Items from an interface collection:
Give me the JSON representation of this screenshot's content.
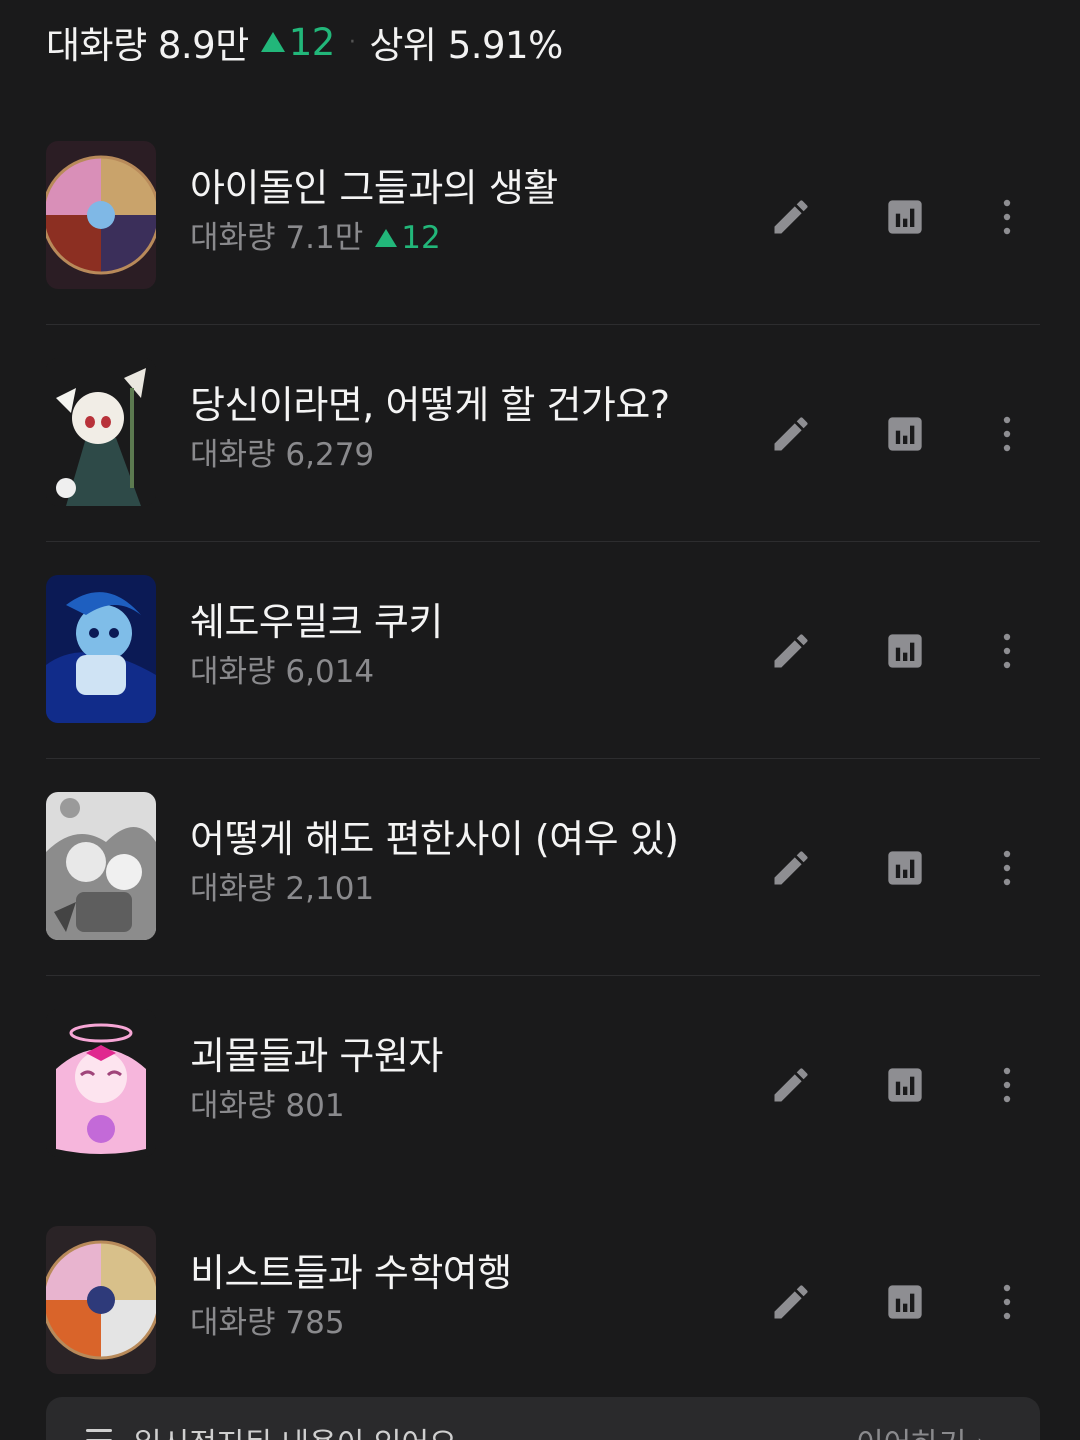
{
  "header": {
    "label": "대화량 8.9만",
    "delta": "12",
    "separator": "·",
    "rank": "상위 5.91%"
  },
  "colors": {
    "background": "#1a1a1b",
    "accent_up": "#22b77a",
    "subtext": "#8a8a8d"
  },
  "items": [
    {
      "title": "아이돌인 그들과의 생활",
      "stats": "대화량 7.1만",
      "delta": "12"
    },
    {
      "title": "당신이라면, 어떻게 할 건가요?",
      "stats": "대화량 6,279",
      "delta": null
    },
    {
      "title": "쉐도우밀크 쿠키",
      "stats": "대화량 6,014",
      "delta": null
    },
    {
      "title": "어떻게 해도 편한사이 (여우 있)",
      "stats": "대화량 2,101",
      "delta": null
    },
    {
      "title": "괴물들과 구원자",
      "stats": "대화량 801",
      "delta": null
    },
    {
      "title": "비스트들과 수학여행",
      "stats": "대화량 785",
      "delta": null
    }
  ],
  "icons": {
    "edit": "pencil-icon",
    "stats": "bar-chart-icon",
    "more": "more-vertical-icon"
  },
  "banner": {
    "text": "일시정지된 내용이 있어요",
    "link": "이어하기 ›"
  }
}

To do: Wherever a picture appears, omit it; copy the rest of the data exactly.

Exercise solution:
Give me the JSON representation of this screenshot's content.
{
  "header": {
    "label": "대화량 8.9만",
    "delta": "12",
    "separator": "·",
    "rank": "상위 5.91%"
  },
  "colors": {
    "background": "#1a1a1b",
    "accent_up": "#22b77a",
    "subtext": "#8a8a8d"
  },
  "items": [
    {
      "title": "아이돌인 그들과의 생활",
      "stats": "대화량 7.1만",
      "delta": "12"
    },
    {
      "title": "당신이라면, 어떻게 할 건가요?",
      "stats": "대화량 6,279",
      "delta": null
    },
    {
      "title": "쉐도우밀크 쿠키",
      "stats": "대화량 6,014",
      "delta": null
    },
    {
      "title": "어떻게 해도 편한사이 (여우 있)",
      "stats": "대화량 2,101",
      "delta": null
    },
    {
      "title": "괴물들과 구원자",
      "stats": "대화량 801",
      "delta": null
    },
    {
      "title": "비스트들과 수학여행",
      "stats": "대화량 785",
      "delta": null
    }
  ],
  "icons": {
    "edit": "pencil-icon",
    "stats": "bar-chart-icon",
    "more": "more-vertical-icon"
  },
  "banner": {
    "text": "일시정지된 내용이 있어요",
    "link": "이어하기 ›"
  }
}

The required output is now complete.